Higher average earnings per worker and more people in work drove up incomes in Quarter 2 (Q2) 2022.
Spending also rose in the quarter, due to higher prices but also higher volumes of goods and services consumed.
For households collectively, disposable income rose faster than consumer prices, although this was not the case for every household.
Before the pandemic, households saved around 10% of their total disposable income, with consumer spending making up the other 90%.
In the first half of 2022, consumption accounted for only 80% of income, with the remainder being added to wealth.
The Central Statistics Office (CSO) has today (09 September 2022) released Household Saving Q2 2022.
Commenting on the results, Peter Culhane, Statistician, said:
"Household savings at 19% again this quarter, remain above their pre-COVID-19 level. We are seeing a continual increase in real incomes, as more people are in work and the average wage is going up. Spending also rose in the quarter, not only due to higher prices, but also because a greater volume of goods and services were bought or consumed.
Before the pandemic, consumer spending was rising in line with incomes, leaving saving at a steady rate. The usual pattern of household spending and saving was disrupted by COVID-19 in 2020 and 2021. By the second quarter of 2022, the pandemic restrictions had been removed, but the household saving rate remained far above its usual level. While the 19% rate this quarter is far below the 33% peak in 2020, it is significantly higher than its long-term average of 10.4% before the pandemic. The savings habits developed during the restrictions appear to be sticking. It might have been expected that with restrictions removed, some of the saving built up over the previous two years would be spent, bringing down the saving rate, but in fact, households continued to accumulate rather than spend. Consumption is increasing, owing to inflation and also to higher volumes of goods and services consumed. However, households have generally decided not to spend their lockdown savings, but rather to keep their money in the bank.
The high level of saving may be 'precautionary' as global economic uncertainty affects spending decisions. It may also be caused by shortages of goods (such as cars) owing to supply chain disruption related to the pandemic. Finally, it is possible that household saving levels will remain elevated: 19.1% is a high saving rate for Ireland but is in line with some other European countries. In Germany the saving rate for the period 2010-2019 was 17.5% and in Switzerland it was 22.0%.“
Incomes of households rose in the second quarter of the year. Overall household income is driven by pay to workers and the combination of higher average pay per hour and more people in work drove up wages and salaries. The wage bill increased across almost all sectors. Growth was highest in Distribution, Transport, Hotels & Restaurants, which was up €213m or 3.9% in the quarter. This sector had an increase in numbers employed, but also an increase in average earnings in the quarter. There was also significant growth in the pay to workers in Industry; and Professional, Admin & Support Services.
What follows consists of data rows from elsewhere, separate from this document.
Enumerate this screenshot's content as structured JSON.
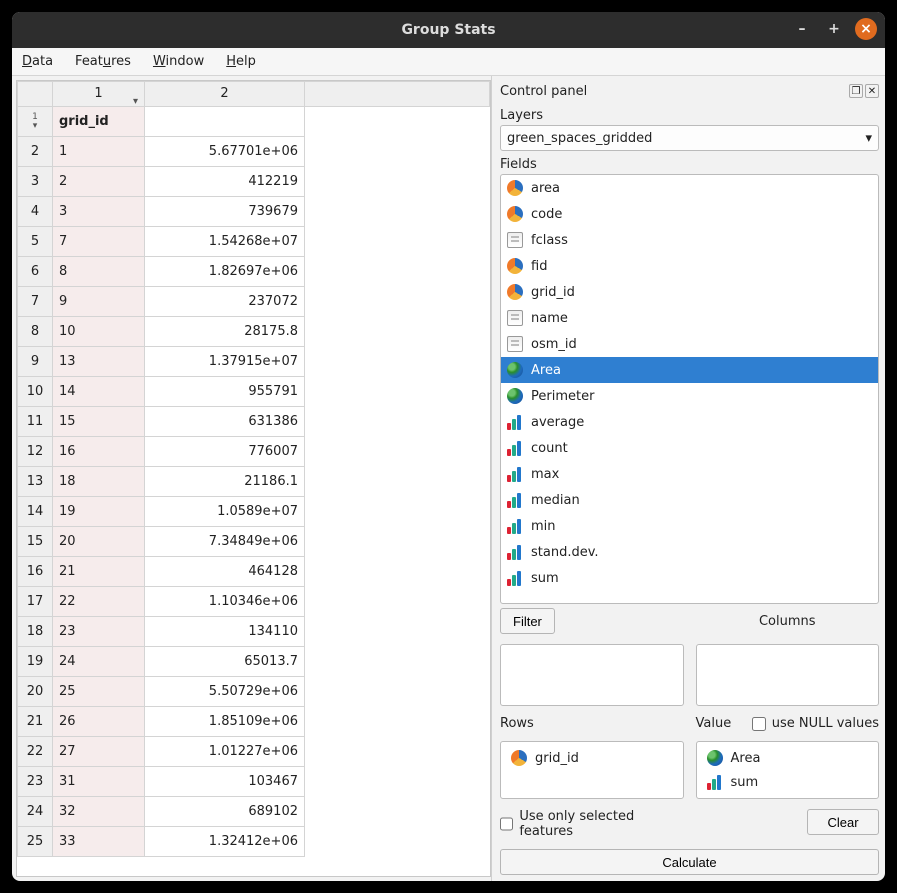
{
  "window": {
    "title": "Group Stats"
  },
  "menubar": [
    "Data",
    "Features",
    "Window",
    "Help"
  ],
  "table": {
    "col_headers": [
      "1",
      "2"
    ],
    "header_row_label": "grid_id",
    "rows": [
      {
        "n": "2",
        "c1": "1",
        "c2": "5.67701e+06"
      },
      {
        "n": "3",
        "c1": "2",
        "c2": "412219"
      },
      {
        "n": "4",
        "c1": "3",
        "c2": "739679"
      },
      {
        "n": "5",
        "c1": "7",
        "c2": "1.54268e+07"
      },
      {
        "n": "6",
        "c1": "8",
        "c2": "1.82697e+06"
      },
      {
        "n": "7",
        "c1": "9",
        "c2": "237072"
      },
      {
        "n": "8",
        "c1": "10",
        "c2": "28175.8"
      },
      {
        "n": "9",
        "c1": "13",
        "c2": "1.37915e+07"
      },
      {
        "n": "10",
        "c1": "14",
        "c2": "955791"
      },
      {
        "n": "11",
        "c1": "15",
        "c2": "631386"
      },
      {
        "n": "12",
        "c1": "16",
        "c2": "776007"
      },
      {
        "n": "13",
        "c1": "18",
        "c2": "21186.1"
      },
      {
        "n": "14",
        "c1": "19",
        "c2": "1.0589e+07"
      },
      {
        "n": "15",
        "c1": "20",
        "c2": "7.34849e+06"
      },
      {
        "n": "16",
        "c1": "21",
        "c2": "464128"
      },
      {
        "n": "17",
        "c1": "22",
        "c2": "1.10346e+06"
      },
      {
        "n": "18",
        "c1": "23",
        "c2": "134110"
      },
      {
        "n": "19",
        "c1": "24",
        "c2": "65013.7"
      },
      {
        "n": "20",
        "c1": "25",
        "c2": "5.50729e+06"
      },
      {
        "n": "21",
        "c1": "26",
        "c2": "1.85109e+06"
      },
      {
        "n": "22",
        "c1": "27",
        "c2": "1.01227e+06"
      },
      {
        "n": "23",
        "c1": "31",
        "c2": "103467"
      },
      {
        "n": "24",
        "c1": "32",
        "c2": "689102"
      },
      {
        "n": "25",
        "c1": "33",
        "c2": "1.32412e+06"
      }
    ]
  },
  "panel": {
    "title": "Control panel",
    "layers_label": "Layers",
    "layers_value": "green_spaces_gridded",
    "fields_label": "Fields",
    "fields": [
      {
        "icon": "pie",
        "label": "area"
      },
      {
        "icon": "pie",
        "label": "code"
      },
      {
        "icon": "doc",
        "label": "fclass"
      },
      {
        "icon": "pie",
        "label": "fid"
      },
      {
        "icon": "pie",
        "label": "grid_id"
      },
      {
        "icon": "doc",
        "label": "name"
      },
      {
        "icon": "doc",
        "label": "osm_id"
      },
      {
        "icon": "globe",
        "label": "Area",
        "selected": true
      },
      {
        "icon": "globe",
        "label": "Perimeter"
      },
      {
        "icon": "bars",
        "label": "average"
      },
      {
        "icon": "bars",
        "label": "count"
      },
      {
        "icon": "bars",
        "label": "max"
      },
      {
        "icon": "bars",
        "label": "median"
      },
      {
        "icon": "bars",
        "label": "min"
      },
      {
        "icon": "bars",
        "label": "stand.dev."
      },
      {
        "icon": "bars",
        "label": "sum"
      }
    ],
    "filter_label": "Filter",
    "columns_label": "Columns",
    "rows_label": "Rows",
    "value_label": "Value",
    "use_null_label": "use NULL values",
    "rows_items": [
      {
        "icon": "pie",
        "label": "grid_id"
      }
    ],
    "value_items": [
      {
        "icon": "globe",
        "label": "Area"
      },
      {
        "icon": "bars",
        "label": "sum"
      }
    ],
    "use_selected_label": "Use only selected features",
    "clear_label": "Clear",
    "calculate_label": "Calculate"
  }
}
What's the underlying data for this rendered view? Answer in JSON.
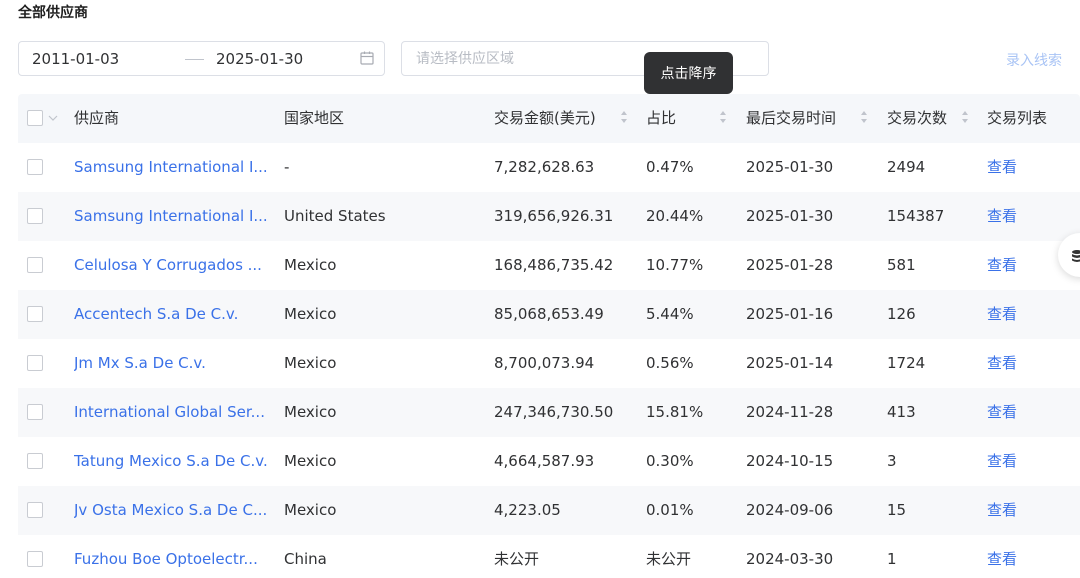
{
  "section_title": "全部供应商",
  "filters": {
    "date_start": "2011-01-03",
    "date_end": "2025-01-30",
    "region_placeholder": "请选择供应区域",
    "action_link": "录入线索"
  },
  "tooltip": "点击降序",
  "table": {
    "columns": {
      "supplier": "供应商",
      "region": "国家地区",
      "amount": "交易金额(美元)",
      "ratio": "占比",
      "last_time": "最后交易时间",
      "count": "交易次数",
      "list": "交易列表"
    },
    "rows": [
      {
        "supplier": "Samsung International I...",
        "region": "-",
        "amount": "7,282,628.63",
        "ratio": "0.47%",
        "last_time": "2025-01-30",
        "count": "2494",
        "action": "查看"
      },
      {
        "supplier": "Samsung International I...",
        "region": "United States",
        "amount": "319,656,926.31",
        "ratio": "20.44%",
        "last_time": "2025-01-30",
        "count": "154387",
        "action": "查看"
      },
      {
        "supplier": "Celulosa Y Corrugados ...",
        "region": "Mexico",
        "amount": "168,486,735.42",
        "ratio": "10.77%",
        "last_time": "2025-01-28",
        "count": "581",
        "action": "查看"
      },
      {
        "supplier": "Accentech S.a De C.v.",
        "region": "Mexico",
        "amount": "85,068,653.49",
        "ratio": "5.44%",
        "last_time": "2025-01-16",
        "count": "126",
        "action": "查看"
      },
      {
        "supplier": "Jm Mx S.a De C.v.",
        "region": "Mexico",
        "amount": "8,700,073.94",
        "ratio": "0.56%",
        "last_time": "2025-01-14",
        "count": "1724",
        "action": "查看"
      },
      {
        "supplier": "International Global Ser...",
        "region": "Mexico",
        "amount": "247,346,730.50",
        "ratio": "15.81%",
        "last_time": "2024-11-28",
        "count": "413",
        "action": "查看"
      },
      {
        "supplier": "Tatung Mexico S.a De C.v.",
        "region": "Mexico",
        "amount": "4,664,587.93",
        "ratio": "0.30%",
        "last_time": "2024-10-15",
        "count": "3",
        "action": "查看"
      },
      {
        "supplier": "Jv Osta Mexico S.a De C...",
        "region": "Mexico",
        "amount": "4,223.05",
        "ratio": "0.01%",
        "last_time": "2024-09-06",
        "count": "15",
        "action": "查看"
      },
      {
        "supplier": "Fuzhou Boe Optoelectr...",
        "region": "China",
        "amount": "未公开",
        "ratio": "未公开",
        "last_time": "2024-03-30",
        "count": "1",
        "action": "查看"
      }
    ]
  },
  "colors": {
    "link": "#3a71e8",
    "tooltip_bg": "#303133",
    "header_bg": "#f5f7fa"
  }
}
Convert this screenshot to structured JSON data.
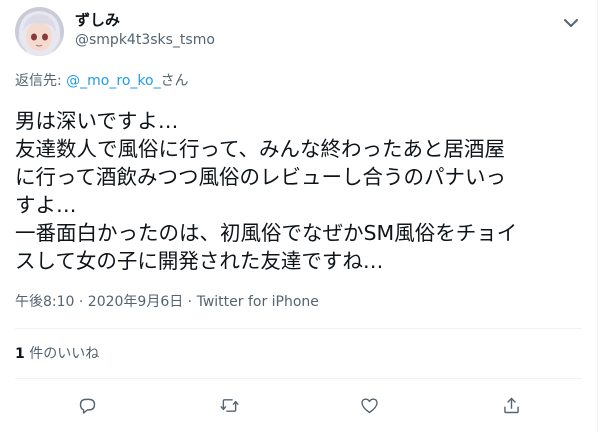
{
  "tweet": {
    "display_name": "ずしみ",
    "handle": "@smpk4t3sks_tsmo",
    "reply_prefix": "返信先:",
    "reply_mention": "@_mo_ro_ko_",
    "reply_suffix": "さん",
    "lines": [
      "男は深いですよ…",
      "友達数人で風俗に行って、みんな終わったあと居酒屋",
      "に行って酒飲みつつ風俗のレビューし合うのパナいっ",
      "すよ…",
      "一番面白かったのは、初風俗でなぜかSM風俗をチョイ",
      "スして女の子に開発された友達ですね…"
    ],
    "timestamp": "午後8:10 · 2020年9月6日",
    "source_sep": " · ",
    "source": "Twitter for iPhone",
    "like_count": "1",
    "like_label": "件のいいね"
  },
  "icons": {
    "more": "chevron-down-icon",
    "reply": "reply-icon",
    "retweet": "retweet-icon",
    "like": "heart-icon",
    "share": "share-icon"
  },
  "colors": {
    "text": "#0f1419",
    "secondary": "#536471",
    "link": "#1d9bf0",
    "border": "#eff3f4"
  }
}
|sector||Change (Seasonally Adjusted) since Q1-2022|
|Agriculture, Forestry and Fishing||0.115711260115063|
|Industry (excl. Construction)||127.184688813673|
|Distribution, Transport, Hotels and Restaurants||213.233495728928|
|Information and Communication||96.5609427832082|
|Financial and Insurance Activities||-10.3338759112116|
|Real Estate Activities||8.60951102391221|
|Professional, Admin and Support Services||125.212263328652|
|Public Admin, Education and Health||88.799945102719|
|Arts, Entertainment and Other Services||30.3737364368667|
There was a slight rise in spending in the quarter (after usual seasonal fluctuations were taken into account): this increase was due to price inflation, as well as larger volumes of goods and services being consumed.
In June, the Consumer Price Index showed a 3-month rise of 3.2%. The largest contributors to this increase in the cost of living were products that all households need: Housing, Water, Electricity, Gas & Other Fuels; and Transport.
After allowing for these price increases and seasonal factors, household consumption rose 1.8% in April-June, as the Quarterly National Accounts show. The Retail Sales Index shows the biggest volume increases in: Cars; Food; and Pharmaceutical, Medical & Cosmetic Articles. On the other hand, the volume of Furniture & Lighting sales was down significantly in the period.
The trends in prices (Consumer Price Index) and incomes (Household Total Disposable Income, TDI) are shown in Figure 3. Since the start of 2020, both have been rising. TDI is shown unadjusted, and its seasonality is apparent from Figure 3. It is also clear that inflation is accelerating. The graph shows that although prices have risen, income has risen even faster. At the end of June this year household income is higher than it was before the pandemic in real terms. This TDI includes a wide range of changes, positive and negative, across the two million households in the country.
The saving of households was added to wealth which is held in various kinds of assets. Investment in homes (new dwellings and improvements) was €2.2bn in the quarter (although part of this came from government and corporations, most is from households). A significant proportion of the saving was left in banks: deposits from households increased by €2.3 billion in the quarter. Central Bank of Ireland data also shows some saving went to paying off debts: lending to Irish households decreased by €0.4bn in the quarter (that is, repayments of principal exceeded new draw-downs).